"This week (Goldberg) landed another major interview, this time with Benjamin Netanyahu on the day he was sworn in as Israeli prime minister. The interview offers insights into Netanyahu's priorities and strategies in dealing with foreign policy. But it does not make good on its headline: "Netanyahu to Obama: Stop Iran - Or I Will." Nowhere in the Goldberg piece does Netanyahu say that Israel plans to attack Iran, nor does it even hint that the new Israeli leader will offer an ultimatum to Obama."
Rosenblatt's got a partial point here -- the headline is an interpretation of Netanyahu's statements, and framed in such a way to perhaps make an Israeli prime minister squeamish -- even when Israeli leaders make demands on America, they don't like to be seen as making demands on America. On the other hand, Netanyahu signals in about a dozen different ways that if the world doesn't deal with this problem, Israel will be forced to. And his advisers, speaking on background, made themselves even more clear.

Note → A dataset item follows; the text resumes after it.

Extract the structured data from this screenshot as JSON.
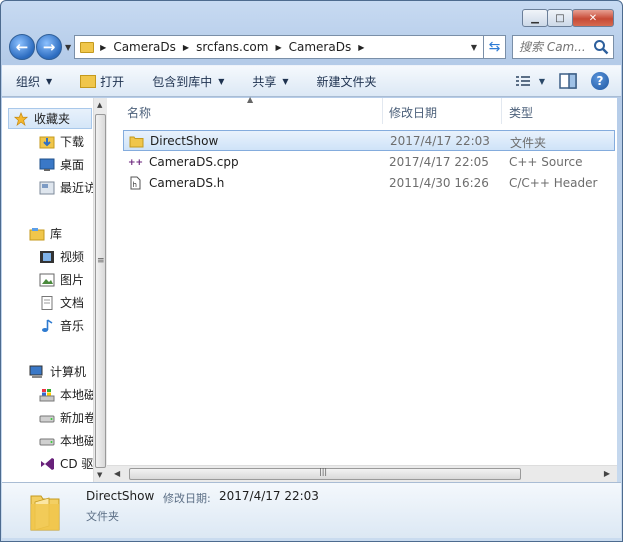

But since there's some confusion on this point -- and since, through the miracle of blog technology, I can update articles as I see fit -- I'll give you two quotes that I neglected to include in the first piece. The first one is from one of Netanyahu's defense advisers, speaking on background: "We have to make sure our friends in Washington know that we can't wait forever. There will come a point soon when it will be too late to do anything about this program. We're going carefully, but if we have to act, we will act, even if America won't."